Lorne Armstrong, Director at Event Academy, recommends would-be event managers look closely at their current scope of skills (and can continue to develop as a specialism) alongside the sectors within the industry which are growing. When a sector suddenly takes off, there’s a real demand for the right talent and leads to gaps where candidates with the right skills fail to emerge quickly enough. These gaps offer rewards, better salaries and job opportunities for those who are able to fill them. In Lorne’s experience, this lately applies to tech talent and digital aspects of events:
“Brands, businesses and organisations need someone who’s able to fill this hole that they have, particularly from pulling digital into live [engagement] – that’s a really important piece. If you can do that then you can probably get a job, no problem.”
As Lorne’s experience shows, sometimes it’s having sought-after skills which can be used across event sectors which can add pounds to your passion – and professional profile. The National Careers Service also makes this clear in their event manager profile page:
“Your salary may include bonuses and commission, particularly if the job involves sales and marketing.”
So if you want to improve your earning potential, building specialist skills (for instance in event technology, use of social media for promotion, in marketing) or gaining qualifications which reflect these, such as Chartered Institute of Marketing (CIM) accredited qualifications, might not only boost your skills and knowledge, but also your earning potential.
And the even better news is that you don’t have to be a full time employee or part of a specific industry to reap such benefits: you can establish yourself as a freelancing powerhouse as well. This has certainly been Chirag’s experience. As a freelance events professional, he has discovered that his augmented technical skills have earned him plenty of additional opportunities and income:
“If you’re interested in the production side, “ he explains “there are opportunities to veer towards that because agencies will have people they bring in: in-house or out of house […] a lot of people are brought in as freelancers because no one can afford to have everyone on their payroll, so they [these professionals] move from job to job.”
It’s important though to remember that we’re talking about event management here – and event management salaries aren’t all about the numbers. Whilst all jobs involve you trading your knowledge and skills for a salary, you’re also trading your time. In the world of events, time is a precious commodity that must be factored in during salary negotiations.
Whilst some event roles (especially the higher paid consultancy roles) may involve standard office hours-they are few and far in between. The majority of event management roles particularly involve working unsocial hours in the build up to an event and may be influenced by client needs. For example, a wedding planner might expect to work many unsocial hours in order to meet clients after their own working days, whilst also working standard hours to facilitate meetings with vendors and suppliers.
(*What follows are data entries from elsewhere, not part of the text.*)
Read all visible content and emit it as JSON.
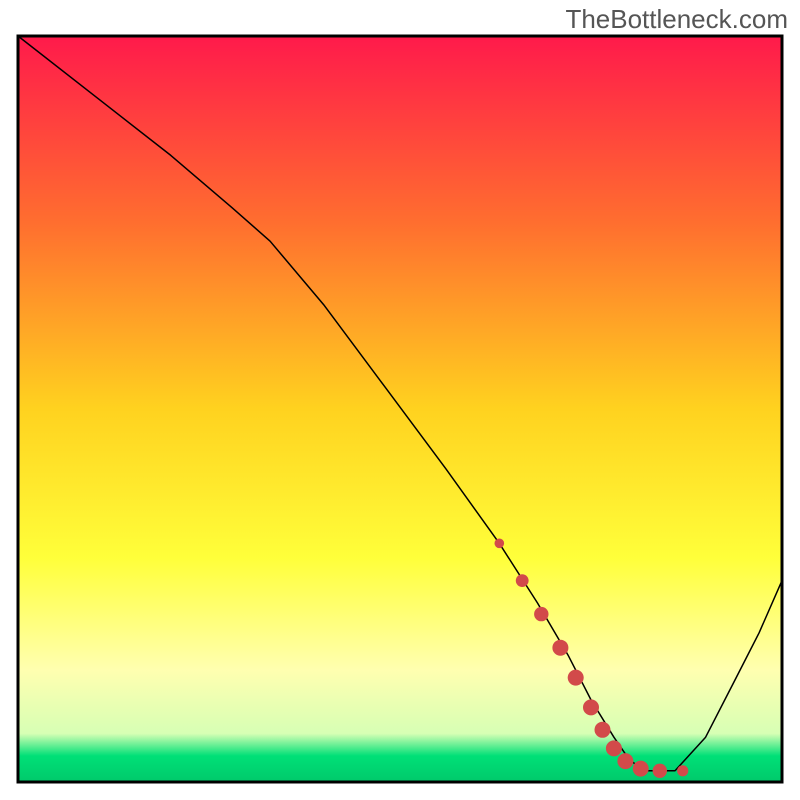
{
  "watermark": "TheBottleneck.com",
  "chart_data": {
    "type": "line",
    "title": "",
    "xlabel": "",
    "ylabel": "",
    "xlim": [
      0,
      100
    ],
    "ylim": [
      0,
      100
    ],
    "background_gradient": {
      "stops": [
        {
          "offset": 0.0,
          "color": "#ff1a4b"
        },
        {
          "offset": 0.25,
          "color": "#ff6e2f"
        },
        {
          "offset": 0.5,
          "color": "#ffd21f"
        },
        {
          "offset": 0.7,
          "color": "#ffff3a"
        },
        {
          "offset": 0.85,
          "color": "#ffffb0"
        },
        {
          "offset": 0.935,
          "color": "#d7ffb4"
        },
        {
          "offset": 0.965,
          "color": "#00e077"
        },
        {
          "offset": 1.0,
          "color": "#00c96b"
        }
      ]
    },
    "series": [
      {
        "name": "bottleneck-curve",
        "color": "#000000",
        "stroke_width": 1.5,
        "x": [
          0,
          10,
          20,
          28,
          33,
          40,
          48,
          56,
          63,
          68,
          72,
          75,
          78,
          80,
          82,
          86,
          90,
          94,
          97,
          100
        ],
        "y": [
          100,
          92,
          84,
          77,
          72.5,
          64,
          53,
          42,
          32,
          24,
          17,
          11,
          6,
          3,
          1.5,
          1.5,
          6,
          14,
          20,
          27
        ]
      }
    ],
    "highlight": {
      "name": "selected-range",
      "color": "#d24a4a",
      "points": [
        {
          "x": 63,
          "y": 32,
          "r": 3
        },
        {
          "x": 66,
          "y": 27,
          "r": 4
        },
        {
          "x": 68.5,
          "y": 22.5,
          "r": 4.5
        },
        {
          "x": 71,
          "y": 18,
          "r": 5
        },
        {
          "x": 73,
          "y": 14,
          "r": 5
        },
        {
          "x": 75,
          "y": 10,
          "r": 5
        },
        {
          "x": 76.5,
          "y": 7,
          "r": 5
        },
        {
          "x": 78,
          "y": 4.5,
          "r": 5
        },
        {
          "x": 79.5,
          "y": 2.8,
          "r": 5
        },
        {
          "x": 81.5,
          "y": 1.8,
          "r": 5
        },
        {
          "x": 84,
          "y": 1.5,
          "r": 4.5
        },
        {
          "x": 87,
          "y": 1.5,
          "r": 3.5
        }
      ]
    },
    "axes_border_color": "#000000"
  }
}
So whatever salary you might be offered, consider the schedule demanded by the role, as much as its job description, so that you get to retain your passion, as well as your pay prospects. After all, event management jobs may not be for everyone.